Jason C. Gavejian is a principal in the Berkeley Heights, New Jersey, office of Jackson Lewis P.C. and co-leader of the firm’s Privacy, Data and Cybersecurity practice group. Jason is also a Certified Information Privacy Professional (CIPP/US) with the International Association of Privacy…

Jason C. Gavejian is a principal in the Berkeley Heights, New Jersey, office of Jackson Lewis P.C. and co-leader of the firm’s Privacy, Data and Cybersecurity practice group. Jason is also a Certified Information Privacy Professional (CIPP/US) with the International Association of Privacy Professionals.

As a Certified Information Privacy Professional (CIPP/US), Jason focuses on the matrix of laws governing privacy, security, and management of data. Jason is co-editor of, and a regular contributor to, the firm’s Workplace Privacy, Data Management & Security Report blog.

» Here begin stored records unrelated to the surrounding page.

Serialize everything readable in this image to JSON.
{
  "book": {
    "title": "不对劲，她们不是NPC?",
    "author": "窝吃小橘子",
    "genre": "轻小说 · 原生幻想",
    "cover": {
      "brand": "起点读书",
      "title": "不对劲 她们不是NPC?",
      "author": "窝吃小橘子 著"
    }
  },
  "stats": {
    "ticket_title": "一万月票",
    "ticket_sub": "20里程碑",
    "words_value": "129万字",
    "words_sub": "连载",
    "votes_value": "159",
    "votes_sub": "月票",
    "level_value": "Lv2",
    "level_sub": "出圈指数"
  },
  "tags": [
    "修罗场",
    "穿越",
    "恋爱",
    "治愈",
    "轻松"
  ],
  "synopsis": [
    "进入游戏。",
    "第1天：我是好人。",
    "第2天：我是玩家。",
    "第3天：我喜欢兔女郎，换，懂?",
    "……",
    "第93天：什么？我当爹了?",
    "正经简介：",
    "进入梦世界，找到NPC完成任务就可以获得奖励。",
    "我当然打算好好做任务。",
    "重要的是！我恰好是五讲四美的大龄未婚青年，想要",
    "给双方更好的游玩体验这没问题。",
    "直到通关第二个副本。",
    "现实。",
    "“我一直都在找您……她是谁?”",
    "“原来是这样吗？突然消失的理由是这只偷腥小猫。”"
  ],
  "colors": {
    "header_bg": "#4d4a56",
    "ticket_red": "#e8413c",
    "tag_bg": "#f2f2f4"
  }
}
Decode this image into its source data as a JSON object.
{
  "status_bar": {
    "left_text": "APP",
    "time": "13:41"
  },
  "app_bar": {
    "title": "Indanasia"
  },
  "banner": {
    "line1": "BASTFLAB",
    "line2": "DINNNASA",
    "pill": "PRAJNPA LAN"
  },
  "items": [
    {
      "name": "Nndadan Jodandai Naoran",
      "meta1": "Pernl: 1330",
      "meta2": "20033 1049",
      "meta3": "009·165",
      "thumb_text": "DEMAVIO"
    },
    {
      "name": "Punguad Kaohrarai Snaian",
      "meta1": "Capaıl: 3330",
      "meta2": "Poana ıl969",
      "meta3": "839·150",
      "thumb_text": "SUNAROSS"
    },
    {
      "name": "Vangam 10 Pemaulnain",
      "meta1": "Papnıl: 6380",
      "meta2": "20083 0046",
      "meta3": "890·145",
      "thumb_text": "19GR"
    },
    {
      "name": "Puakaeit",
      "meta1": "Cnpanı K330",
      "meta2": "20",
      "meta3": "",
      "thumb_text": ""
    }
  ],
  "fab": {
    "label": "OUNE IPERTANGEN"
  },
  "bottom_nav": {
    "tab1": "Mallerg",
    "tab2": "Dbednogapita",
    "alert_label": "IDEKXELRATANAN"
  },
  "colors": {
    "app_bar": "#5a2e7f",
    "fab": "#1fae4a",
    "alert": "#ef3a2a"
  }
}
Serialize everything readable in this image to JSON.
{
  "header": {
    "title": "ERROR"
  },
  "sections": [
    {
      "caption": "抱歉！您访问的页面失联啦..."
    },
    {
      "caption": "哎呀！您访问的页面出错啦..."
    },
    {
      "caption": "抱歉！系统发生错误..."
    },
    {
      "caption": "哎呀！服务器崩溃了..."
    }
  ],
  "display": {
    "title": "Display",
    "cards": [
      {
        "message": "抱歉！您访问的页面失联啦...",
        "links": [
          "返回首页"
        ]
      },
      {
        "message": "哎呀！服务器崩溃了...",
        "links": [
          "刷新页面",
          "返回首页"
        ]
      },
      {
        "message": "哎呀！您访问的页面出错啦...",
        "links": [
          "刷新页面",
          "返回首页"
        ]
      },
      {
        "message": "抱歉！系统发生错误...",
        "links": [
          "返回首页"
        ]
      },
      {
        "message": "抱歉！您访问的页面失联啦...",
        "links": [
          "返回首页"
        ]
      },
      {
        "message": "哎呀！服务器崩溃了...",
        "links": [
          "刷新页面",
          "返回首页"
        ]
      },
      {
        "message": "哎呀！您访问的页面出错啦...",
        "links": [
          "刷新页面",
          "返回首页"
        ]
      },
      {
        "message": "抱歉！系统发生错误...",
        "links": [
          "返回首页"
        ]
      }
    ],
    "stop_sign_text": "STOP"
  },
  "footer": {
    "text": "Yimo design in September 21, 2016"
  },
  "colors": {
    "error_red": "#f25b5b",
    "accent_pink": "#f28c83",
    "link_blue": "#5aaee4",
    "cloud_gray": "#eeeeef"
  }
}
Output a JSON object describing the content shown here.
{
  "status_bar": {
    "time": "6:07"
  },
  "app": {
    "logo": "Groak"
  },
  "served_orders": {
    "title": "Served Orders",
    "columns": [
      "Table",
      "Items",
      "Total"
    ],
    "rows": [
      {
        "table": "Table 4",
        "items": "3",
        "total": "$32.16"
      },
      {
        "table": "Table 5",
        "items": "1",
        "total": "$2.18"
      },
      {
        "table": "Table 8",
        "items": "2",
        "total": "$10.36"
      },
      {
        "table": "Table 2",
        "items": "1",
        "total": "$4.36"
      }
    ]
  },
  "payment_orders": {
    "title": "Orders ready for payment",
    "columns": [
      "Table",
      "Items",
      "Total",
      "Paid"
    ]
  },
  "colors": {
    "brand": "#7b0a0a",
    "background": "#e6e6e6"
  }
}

Jason’s work in the area of privacy and data security includes counseling international, national, and regional companies on the vast array of privacy and security mandates, preventive measures, policies, procedures, and best practices. This includes, but is not limited to, the privacy and security requirements under state, federal, and international law (e.g., HIPAA/HITECH, GDPR, California Consumer Privacy Act (CCPA), FTC Act, ECPA, SCA, GLBA etc.). Jason helps companies in all industries to assess information risk and security as part of the development and implementation of comprehensive data security safeguards including written information security programs (WISP). Additionally, Jason assists companies in analyzing issues related to: electronic communications, social media, electronic signatures (ESIGN/UETA), monitoring and recording (GPS, video, audio, etc.), biometrics, and bring your own device (BYOD) and company owned personally enabled device (COPE) programs, including policies and procedures to address same. He regularly advises clients on compliance issues under the Telephone Consumer Protection Act (TCPA) and has represented clients in suits, including class actions, brought in various jurisdictions throughout the country under the TCPA.

Jason represents companies with respect to inquiries from the HHS/OCR, state attorneys general, and other agencies alleging wrongful disclosure of personal/protected information. He negotiates vendor agreements and other data privacy and security agreements, including business associate agreements. His work in the area of privacy and data security includes counseling and coaching clients through the process of investigating and responding to breaches of the personally identifiable information (PII) or protected health information (PHI) they maintain about consumers, customers, employees, patients, and others, while also assisting clients in implementing policies, practices, and procedures to prevent future data incidents.

Jason represents management exclusively in all aspects of employment litigation, including restrictive covenants, class-actions, harassment, retaliation, discrimination, and wage and hour claims in both federal and state courts. He regularly appears before administrative agencies, including the Equal Employment Opportunity Commission (EEOC), the Office for Civil Rights (OCR), the New Jersey Division of Civil Rights, and the New Jersey Department of Labor. Jason’s practice also focuses on advising/counseling employers regarding daily workplace issues.

Jason’s litigation experience, coupled with his privacy practice, provides him with a unique view of many workplace issues and the impact privacy, data security, and social media may play in actual or threatened lawsuits.

Jason regularly provides training to both executives and employees and regularly speaks on current privacy, data security, monitoring, recording, BYOD/COPE, biometrics (BIPA), social media, TCPA, and information management issues. His views on these topics have been discussed in multiple publications, including the Washington Post, Chicago Tribune, San Francisco Chronicle (SFGATE), National Law Review, Bloomberg BNA,, @Law Magazine, Risk and Insurance Magazine, LXBN TV, Business Insurance Magazine, and

Jason is the co-leader of Jackson Lewis’ Hispanic Attorney resource group, a group committed to increasing the firm’s visibility among Hispanic-American and other minority attorneys, as well as mentoring the firm’s attorneys to assist in their training and development. He also previously served on the National Leadership Committee of the Hispanic National Bar Association (HNBA) and regularly volunteers his time for pro bono matters.

Prior to joining Jackson Lewis, Jason served as a judicial law clerk for the Honorable Richard J. Donohue on the Superior Court of New Jersey, Bergen County.